Dutch Expansionism and Indonesian Liberation Movement

  October 20, 2021   Read time 4 min
Dutch Expansionism and Indonesian Liberation Movement
On 18 December 1948, direct talks between the Dutch Foreign Minister and Dr Hatta failed to resolve their differences. Now once more the Netherlands Government issued an ultimatum, demanding acceptance of its own proposals within eighteen hours.

In the words of the chairman of the Good Offices Committee, 'this in effect called for a surrender to the position' of the Hague 'on every material point'. It was physically almost impossible for an answer to be given within the time specified. The Dutch then launched their second police action. They quickly captured most of the Republic's leaders, including Sukarno, Hatta and Sjahrir, and placed then in exile outside Java. They conquered most of the towans of Java and Sumatra, expelling the republican forces into the countryside. The Good Offices Committee (including this time the Belgian representative) declared that no effective notice of termination of the truce agreement had been given and that the Dutch had initiated hostile military action at a time when the obligations of that agreement were still in operation. Its own facilities for negotiation 'had not been exhausted or effectively utilised' and there was no 'legitimate basis upon which a party could forsake the forum of negotiation for that of armed force'.

The strong-arm tactics employed by the Dutch had finally alienated almost all foreign opinion, including that, mainly in North America and Western Europe, which had previously been most indulgent to her. In the United States there were calls for economic sanctions. The Economic Co-operation Administration did in fact cut off aid to the Netherlands in Indonesia. Within the UN the United States, until this time the member most favourable to the Netherlands, now demanded strong action against her. Together with Australia she called the Security Council into action on 19 December.

When the Council met, the US delegate, Jessup, declared that the 'simple massive fact is that the Council's own order of 1 August 1947, has been contravened'. He submitted a resolution, supported by Colombia and Syria, calling for an immediate withdrawal of forces and asking for the Good Offices Committee to assess responsibility for the outbreak of hostilities. The Soviet Union wanted a still tougher resolution, condemning Dutch 'aggression', calling for the release of the republican leaders and again asking for a commission, representing the Council as a whole, to go to Indonesia. A compromise resolution was eventually agreed, which called for a ceasefire and demanded the release of the republican leaders. It did not, however, include any demand for withdrawal, owing to the inexplicable refusal of the Soviet Union and the Ukraine (together with France and Britain) to support it: another example of how the Soviet Union prevented the UN from acting effectively if it would not act in the way she herself demanded.
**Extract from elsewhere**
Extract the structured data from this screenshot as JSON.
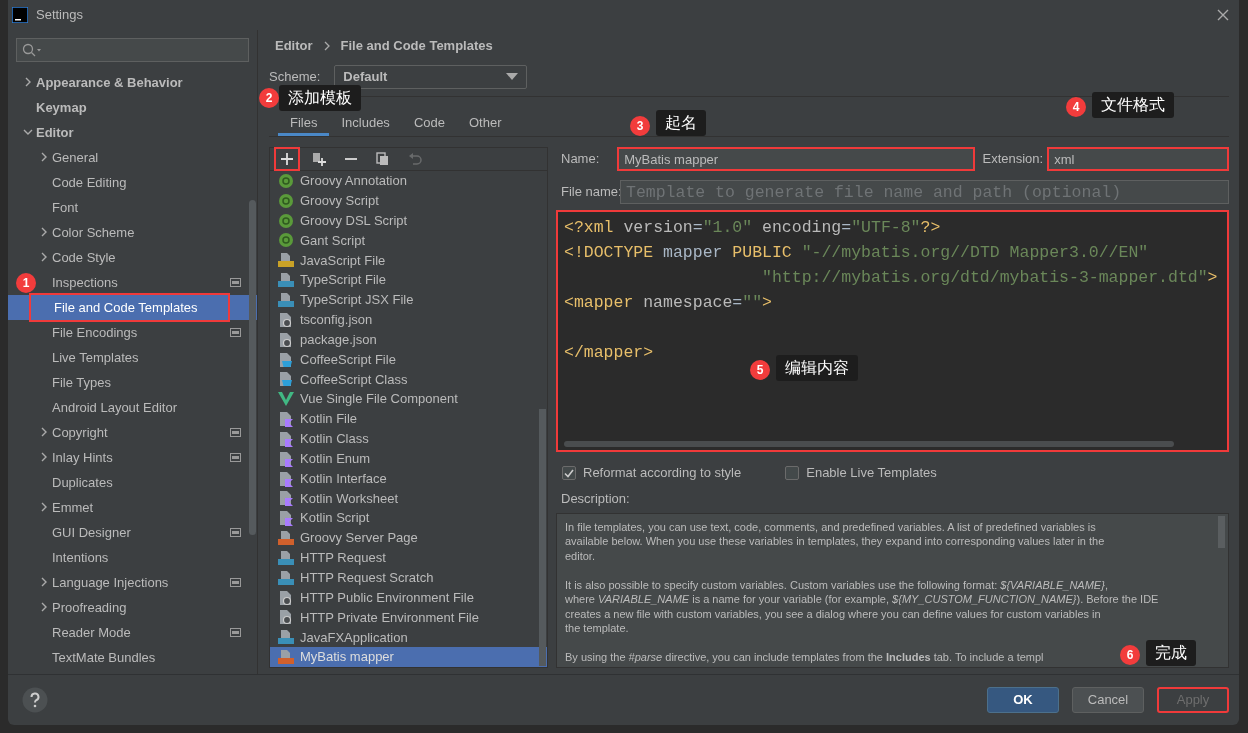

The Good Offices Committee transmitted the resolution to the parties. But it made clear to the Council that the resolution, by allowing one party to hold conquered territory, could scarcely be expected to encourage negotiation. On 27 December, therefore, the Council met again. The Soviet Union proposed a resolution calling for an immediate cessation of military operations within twenty-four hours. This failed, but the next day the Council passed two other resolutions. One, proposed by China, called for the release of the republican leaders within twenty-four hours. The other called for an urgent report on the situation from the Good Offices Committee. Still no demand for withdrawal was made. And by now the Dutch representative was able to inform the Council that the purposes of the police action had been achieved. All military action would cease on 31 December in most areas, and three days later in Java.

These meetings had taken place in Paris, where the Assembly was at that time meeting. On 7 January the Council met again in New York. The Netherlands Government then announced that hostilities had ceased a few days earlier in Java and Sumatra. The republican leaders had been released from house arrest, but were still confined to the island of Banki. The Dutch Prime Minister had travelled to Indonesia for consultations with Indonesians of all views. Later the Dutch announced plans to establish an interim government and, at a later stage, to hold elections. These arrangements were apparently to exclude the Republic and its representatives.

This was the final straw. The Dutch attempt to impose by force a solution in which the republican leaders, the main representatives of Indonesian nationalism, were to have no part was quite unacceptable to the majority in the Council. The Indonesian representative, Palar, pointed out that the failure of the Council to demand withdrawal had enabled the Dutch to obtain a position of military power in the towns; yet action by Indonesian guerrillas in the countryside would now be regarded as a violation of the ceasefire. The US delegate, briefed by Cochran, the US chairman of the Good Offices Committee, now came out still more strongly against the Dutch. He condemned the long history of Dutch non-cooperation with the Good Offices Committee, their 'unilateral attempt to establish governments, and to weaken the republic, and their current attempt to impose their own will by force'. He asserted that the Republic was an existing political force and the heart of Indonesian nationalism. Dates should be fixed for elections and a transfer of sovereignty, and Dutch troops should withdraw as soon as possible.